We’re both reduced and augmented by our uniform appearance; we know the movements, and the form, fed by traditions from Greek choruses to Commeddia del Arte to the Japanese Dance of Death. We become greater than the sum of our parts. Crowds shift to let us through. Passers by giggle nervously, and point, or fall silent. Demonstrators cheer our arrival, calling out: ‘It’s the Reds!’  Children ask us on the Tube, ‘What are you? What are you? WHAT ARE YOU?’ and it is so hard not to tell them, but Reds are silent.

Imagine, 72 of us, in pairs, lined up on the escalator at Waterloo, descending, and rising again. There are so many cultural echoes: 72 Eurydices not looking back; 72 kinds of Orpheus braving the Underworld. Medea. TS Eliot.

We are not, it’s worth mentioning, the Red Brigade. They were violent anarchists in Italy in the 1970s. We are Red Rebels, or the Red Rebel Brigade, or Invisible Theatre, founded by Doug Francisco, in Bristol. Companion supporters walk with us, to explain us to the interested. We are witnesses. We represent life, the bloodstream of every living creature. We’re primordial and timeless. We’re not demonstrators, not arguers, not fighters. We stand by, and we watch. We sympathise and we forgive. We remember. We divert, where needed, and we unite. Where trouble threatens, we watch, which distracts. It’s a powerful thing, watching. The principles are strict, and strictly held to. In 2019, Reds spread across the world: there are Reds in Madrid and Berlin, the Netherlands and Sweden, the US, in India and Australia and Israel. We stood by Hunger Strikers, as they sat in the road and suffered. We bore silent witness as people were arrested. We stood in front of the shining palaces of arms dealers and oil companies: just stood. A mass of human forms, in red.
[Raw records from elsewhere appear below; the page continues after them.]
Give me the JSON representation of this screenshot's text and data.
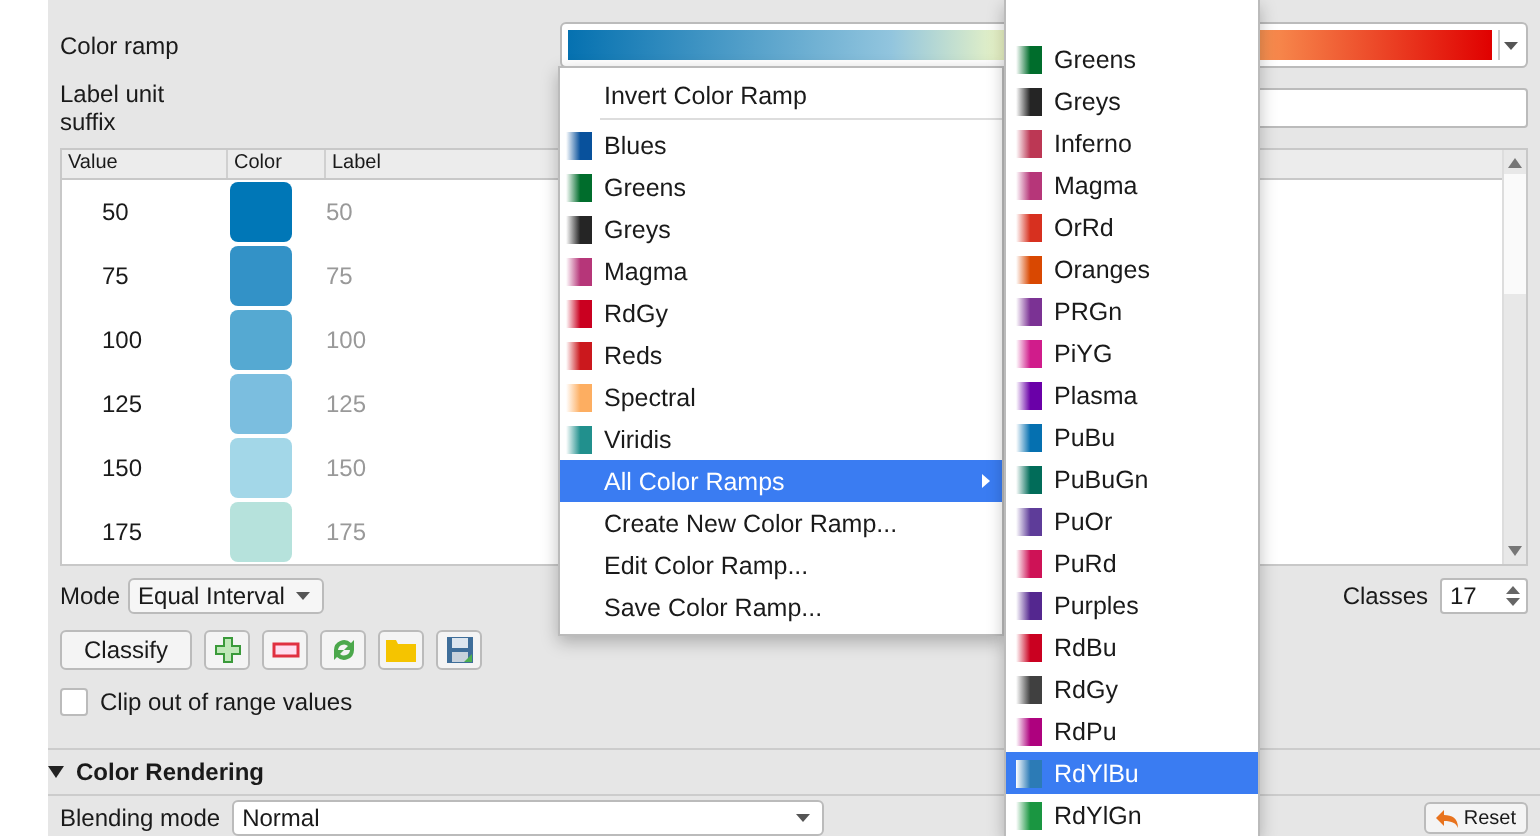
{
  "panel": {
    "color_ramp_label": "Color ramp",
    "label_unit_suffix_label": "Label unit suffix",
    "table": {
      "columns": [
        "Value",
        "Color",
        "Label"
      ],
      "rows": [
        {
          "value": "50",
          "color": "#0077b7",
          "label": "50"
        },
        {
          "value": "75",
          "color": "#3392c7",
          "label": "75"
        },
        {
          "value": "100",
          "color": "#55a9d2",
          "label": "100"
        },
        {
          "value": "125",
          "color": "#7bbedf",
          "label": "125"
        },
        {
          "value": "150",
          "color": "#a3d7e8",
          "label": "150"
        },
        {
          "value": "175",
          "color": "#b6e2dc",
          "label": "175"
        }
      ]
    },
    "mode": {
      "label": "Mode",
      "value": "Equal Interval"
    },
    "classes": {
      "label": "Classes",
      "value": "17"
    },
    "classify_button": "Classify",
    "clip_checkbox": {
      "label": "Clip out of range values",
      "checked": false
    },
    "color_rendering": {
      "title": "Color Rendering",
      "expanded": true
    },
    "blending_mode": {
      "label": "Blending mode",
      "value": "Normal"
    },
    "reset_button": "Reset"
  },
  "ramp_menu": {
    "items": [
      {
        "kind": "action",
        "label": "Invert Color Ramp",
        "selected": false
      },
      {
        "kind": "separator"
      },
      {
        "kind": "ramp",
        "label": "Blues",
        "color": "#08519c",
        "selected": false
      },
      {
        "kind": "ramp",
        "label": "Greens",
        "color": "#006d2c",
        "selected": false
      },
      {
        "kind": "ramp",
        "label": "Greys",
        "color": "#252525",
        "selected": false
      },
      {
        "kind": "ramp",
        "label": "Magma",
        "color": "#b63679",
        "selected": false
      },
      {
        "kind": "ramp",
        "label": "RdGy",
        "color": "#ca0020",
        "selected": false
      },
      {
        "kind": "ramp",
        "label": "Reds",
        "color": "#cb181d",
        "selected": false
      },
      {
        "kind": "ramp",
        "label": "Spectral",
        "color": "#fdae61",
        "selected": false
      },
      {
        "kind": "ramp",
        "label": "Viridis",
        "color": "#21908d",
        "selected": false
      },
      {
        "kind": "submenu",
        "label": "All Color Ramps",
        "selected": true
      },
      {
        "kind": "action",
        "label": "Create New Color Ramp...",
        "selected": false
      },
      {
        "kind": "action",
        "label": "Edit Color Ramp...",
        "selected": false
      },
      {
        "kind": "action",
        "label": "Save Color Ramp...",
        "selected": false
      }
    ]
  },
  "all_ramps_menu": {
    "items": [
      {
        "label": "Greens",
        "color": "#006d2c",
        "selected": false
      },
      {
        "label": "Greys",
        "color": "#252525",
        "selected": false
      },
      {
        "label": "Inferno",
        "color": "#bc3754",
        "selected": false
      },
      {
        "label": "Magma",
        "color": "#b63679",
        "selected": false
      },
      {
        "label": "OrRd",
        "color": "#d7301f",
        "selected": false
      },
      {
        "label": "Oranges",
        "color": "#d94801",
        "selected": false
      },
      {
        "label": "PRGn",
        "color": "#7b3294",
        "selected": false
      },
      {
        "label": "PiYG",
        "color": "#d01c8b",
        "selected": false
      },
      {
        "label": "Plasma",
        "color": "#6a00a8",
        "selected": false
      },
      {
        "label": "PuBu",
        "color": "#0570b0",
        "selected": false
      },
      {
        "label": "PuBuGn",
        "color": "#016c59",
        "selected": false
      },
      {
        "label": "PuOr",
        "color": "#5e3c99",
        "selected": false
      },
      {
        "label": "PuRd",
        "color": "#ce1256",
        "selected": false
      },
      {
        "label": "Purples",
        "color": "#54278f",
        "selected": false
      },
      {
        "label": "RdBu",
        "color": "#ca0020",
        "selected": false
      },
      {
        "label": "RdGy",
        "color": "#404040",
        "selected": false
      },
      {
        "label": "RdPu",
        "color": "#ae017e",
        "selected": false
      },
      {
        "label": "RdYlBu",
        "color": "#2c7bb6",
        "selected": true
      },
      {
        "label": "RdYlGn",
        "color": "#1a9641",
        "selected": false
      }
    ]
  }
}
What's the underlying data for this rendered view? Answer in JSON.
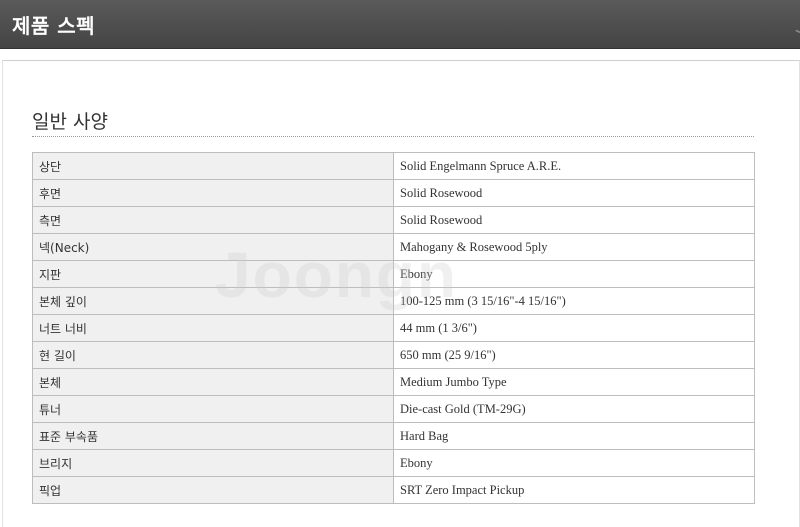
{
  "header": {
    "title": "제품 스펙",
    "corner_watermark": "larr"
  },
  "section": {
    "title": "일반 사양"
  },
  "watermark": "Joongn",
  "specs": [
    {
      "label": "상단",
      "value": "Solid Engelmann Spruce A.R.E."
    },
    {
      "label": "후면",
      "value": "Solid Rosewood"
    },
    {
      "label": "측면",
      "value": "Solid Rosewood"
    },
    {
      "label": "넥(Neck)",
      "value": "Mahogany & Rosewood 5ply"
    },
    {
      "label": "지판",
      "value": "Ebony"
    },
    {
      "label": "본체 깊이",
      "value": "100-125 mm (3 15/16\"-4 15/16\")"
    },
    {
      "label": "너트 너비",
      "value": "44 mm (1 3/6\")"
    },
    {
      "label": "현 길이",
      "value": "650 mm (25 9/16\")"
    },
    {
      "label": "본체",
      "value": "Medium Jumbo Type"
    },
    {
      "label": "튜너",
      "value": "Die-cast Gold (TM-29G)"
    },
    {
      "label": "표준 부속품",
      "value": "Hard Bag"
    },
    {
      "label": "브리지",
      "value": "Ebony"
    },
    {
      "label": "픽업",
      "value": "SRT Zero Impact Pickup"
    }
  ]
}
That first day was very long, exhausting, physically demanding, and it felt right. We were soaked by rain and it felt right. We were welcomed (by the Rebels at Marble Arch and elsewhere) and scorned (by the security guards at the British Museum, which closed for the day at the sight of us), and it felt right. We flowed. We were sort of disembodied, or perhaps re-embodied. It becomes meditative: you can’t break character; you can’t leave the zone. I had John Donne running through my mind: ‘No man is an island entire of itself; every man is a piece of the continent, a part of the main.’ Side by side with my sister, part of a universal bloodstream of strangers, I can’t be me. I’m busy being part of this. I feel like an ant doing her duty as member of the ant hill; a bee in the hive. I like it.

 

Louisa Young is a novelist and songwriter based in London. Her latest book is You Left Early: A True Story of Love and Alcohol (Borough Press). More information about The Reds can be found on their Facebook page.

Photo of The Reds by Emma Myrtle Photography.